7

If you want to provide an answer: as long as answer actually answers the question as posted it is perfectly fine to add one even if there is already accepted answer.

If you're asking the question:

  • If you have the same question but looking for more/different answers - post bounty on existing question.
  • If your question actually different but can be expressed with the same words as the other one - ask new question, link to existing one and explain how it is different. It is very likely that while explaining the difference you'll be able to come up with better title too to distinguish the question.

It is not correct to edit someone else existing question to add your problem.

  • Your second bullet point comes closest to the scenario. The issue is that the question is abstracted and therefore covers multiple scenarios solved by various solutions, but the specifics of the actual scenario make it so the discovered solution is not relevant to specific question. – GetzelR May 2 '17 at 19:38
3

The issue is that the existing question is abstracted and therefore covers multiple scenarios solved by various solutions

Apart from questions dealing with very common issues, that generally means the question is a bad one to begin with.

Unless you can convince me otherwise (i.e. show the question you're talking about, as well as the answer you want to post), we don't need more questions like "What caused me to be late to work today?", where someone visiting that question has to dig through a never ending list of answers like:

  • In my case, the bridge was open!
  • My car wouldn't start
  • The train was delayed for me

And we don't need any more answers like that either ("try this"). Because such questions are pretty useless for someone looking for a definitive answer to their well-defined problem, and throwing mud at a problem to see what sticks is something for a forum, not for Stack Overflow.

You'll have to keep researching until you found the thing that made your problem unique, or ask a question about that.
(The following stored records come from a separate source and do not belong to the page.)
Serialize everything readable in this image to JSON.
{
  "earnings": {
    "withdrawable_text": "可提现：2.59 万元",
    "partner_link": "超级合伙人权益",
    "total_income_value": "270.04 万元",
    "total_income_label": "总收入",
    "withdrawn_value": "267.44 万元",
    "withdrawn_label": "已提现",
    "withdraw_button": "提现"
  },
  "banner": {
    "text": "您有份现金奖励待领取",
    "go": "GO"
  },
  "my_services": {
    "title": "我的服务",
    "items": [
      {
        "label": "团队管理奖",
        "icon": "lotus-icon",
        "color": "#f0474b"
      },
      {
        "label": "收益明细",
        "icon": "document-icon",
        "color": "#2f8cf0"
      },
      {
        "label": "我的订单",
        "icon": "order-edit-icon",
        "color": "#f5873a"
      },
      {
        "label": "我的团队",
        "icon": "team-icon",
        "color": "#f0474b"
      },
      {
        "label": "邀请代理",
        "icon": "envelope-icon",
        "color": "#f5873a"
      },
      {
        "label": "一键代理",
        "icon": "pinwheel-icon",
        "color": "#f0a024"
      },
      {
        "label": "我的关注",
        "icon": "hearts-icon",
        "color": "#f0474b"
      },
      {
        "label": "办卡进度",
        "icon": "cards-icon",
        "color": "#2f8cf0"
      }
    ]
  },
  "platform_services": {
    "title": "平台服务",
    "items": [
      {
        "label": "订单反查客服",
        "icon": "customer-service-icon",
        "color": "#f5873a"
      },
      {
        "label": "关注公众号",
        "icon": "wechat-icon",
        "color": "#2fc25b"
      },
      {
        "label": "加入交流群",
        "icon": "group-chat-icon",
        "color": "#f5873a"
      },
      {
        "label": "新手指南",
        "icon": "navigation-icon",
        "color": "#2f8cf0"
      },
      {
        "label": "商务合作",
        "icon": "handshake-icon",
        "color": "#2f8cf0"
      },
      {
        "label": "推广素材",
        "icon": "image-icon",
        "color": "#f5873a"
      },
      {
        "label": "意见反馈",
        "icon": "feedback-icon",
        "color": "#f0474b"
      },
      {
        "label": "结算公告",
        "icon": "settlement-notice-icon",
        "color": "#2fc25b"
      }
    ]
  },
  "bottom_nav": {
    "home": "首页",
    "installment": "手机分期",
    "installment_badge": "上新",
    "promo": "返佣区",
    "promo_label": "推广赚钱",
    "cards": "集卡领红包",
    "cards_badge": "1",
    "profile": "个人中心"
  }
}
Chances are that you simply lack the experience to realise your problem had the same cause as someone else, they just worded it differently.

  • I agree, but questions are phrased to communicate the faulty behavior - in this case "json_decode returning null for valid json" - because the questioner often doesn't have more info on why this is happening. Does it make sense to change the question once it is discovered that the culprit was non-UTF-8, htmlspecialchars, etc? – GetzelR May 3 '17 at 17:00
  • Then the JSON part is entirely irrelevant, isn't it? Passing the same incorrectly escaped or encoded string to MySQL would result in yet another error, the same when using it as a filename. Should we create a question for every API that accepts a string where the underlying cause is that someone doesn't properly sanitize user input? Instead we should create a canonical Q&A that explain what happens when incorrectly handling input, and how to fix it, and then we can close all questions that stem from that issue as a duplicate of the canonical one. – CodeCaster May 3 '17 at 17:05
  • You can abstract to the point of uselessness, though. A more useful implementation might be an abstract question for the circumstance - seemingly valid input to this function returning this seemingly unwarranted error - as a repository of the various possible causes. It seems like an off-label use of this site, although it does address the problem of using a Q/A site as a reference. – GetzelR May 3 '17 at 17:31
  • Of course we'll have to decide a useful point at which to stop the abstraction, otherwise we can close any question as a duplicate of "How can I debug my code?". – CodeCaster May 3 '17 at 17:37
  • @CodeCaster Unfortunately the only valid answer to that question is "you can't". ;) – Draco18s May 3 '17 at 21:18

You must log in to answer this question.

Not the answer you're looking for? Browse other questions tagged .